You can read an abstract of this paper yourself at That's a big page so use your SEARCH tool to find the words "Science, 138:513, 1962," which also happens to be the literature citation.


Monday morning next to our coldframe I was surprised by an Eastern Hognose Snake, HETERODON PLATYRHINOS, sunning himself next to a bale of hay. "Surprised" is putting it mildly since this species makes a living from looking mean. Though its coloration is extremely variable and some individuals are completely black, this one was boldly patterned like a Timber Rattler and thick like a Cottonmouth. My heart fluttered a bit before my brain took over and made a proper identification. You can see several pictures of this impressive species at

Making a proper identification was important because hognose snakes are among Nature's most spectacular bluffers. They are perfectly harmless critters but they look and behave as if they could chew your leg off. And the bold patterns and bright coloration of my Monday snake are only part of that bluffing.

The first thing my hognose did to increase my terror was to flatten himself. Basically hognoses are medium-size snakes, but when they spread themselves they look much more powerful than they are. When Monday's hognose saw that I wasn't running away he increased his apparent size even more by taking in an enormous amount of air and thus ballooning his body, and spreading his head into a dangerous-looking triangle, exactly like an Indian cobra. He even hissed!

This show did not prevent me from nudging my little friend with a finger, for I knew he would not bite. I have had hognoses strike at me, but they don't open their mouths. It's all pure bluff. I nudged Monday's hognose for a reason, for I wanted to see the last part of his performance.

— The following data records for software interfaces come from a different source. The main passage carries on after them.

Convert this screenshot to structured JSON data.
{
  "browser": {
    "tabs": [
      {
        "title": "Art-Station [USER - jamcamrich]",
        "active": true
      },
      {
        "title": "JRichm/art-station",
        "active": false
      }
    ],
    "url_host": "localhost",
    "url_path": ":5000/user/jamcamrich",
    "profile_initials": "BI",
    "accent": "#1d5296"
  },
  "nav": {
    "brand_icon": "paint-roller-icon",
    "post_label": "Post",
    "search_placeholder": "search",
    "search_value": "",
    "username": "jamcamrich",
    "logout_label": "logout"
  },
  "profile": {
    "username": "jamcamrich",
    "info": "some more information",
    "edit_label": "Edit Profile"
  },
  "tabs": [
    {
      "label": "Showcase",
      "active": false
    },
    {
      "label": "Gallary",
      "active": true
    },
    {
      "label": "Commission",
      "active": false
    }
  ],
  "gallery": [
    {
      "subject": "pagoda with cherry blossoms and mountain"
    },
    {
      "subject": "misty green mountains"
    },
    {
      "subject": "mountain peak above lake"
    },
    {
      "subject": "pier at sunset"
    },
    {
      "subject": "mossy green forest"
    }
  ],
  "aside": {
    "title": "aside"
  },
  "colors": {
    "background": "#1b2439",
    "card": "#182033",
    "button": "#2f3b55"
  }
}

Sure enough, after the nudge the poor snake flipped onto his back, held his mouth agape, let his tongue hang out, and just laid there, as dead-looking as a snake could possibly look. Of course, when I flipped him onto his stomach he promptly went onto his back again, and with that his repertory of responses was exhausted. You can see a very pitiful-looking "death-feigning" hognose at the bottom of the page at the above-mentioned address.

The body-flattening, air-imbibing, hood-flaring, hissing and final death scene are as inevitable with this species as its habit of eating toads and frogs -- except that tamed individuals stop going through the routines once they realize they do no good. As a kid in Kentucky when I saw my first Eastern Hognose I was sure that I'd discovered a circus escapee, a real death-dealing cobra. However, when I got out my books I learned that hognoses are a fairly common species in nearly all of the eastern US, except in the far north.

It's a wonderful snake but I fear that many have been slaughtered by humans impressed in the wrong way by their bluffing.


If you arise before dawn you will see a bright Moon, and shining brightly right next to it will be Jupiter. As the days pass the distance between the Moon and Jupiter will increase. You might enjoy seeing how long you can keep track of Jupiter.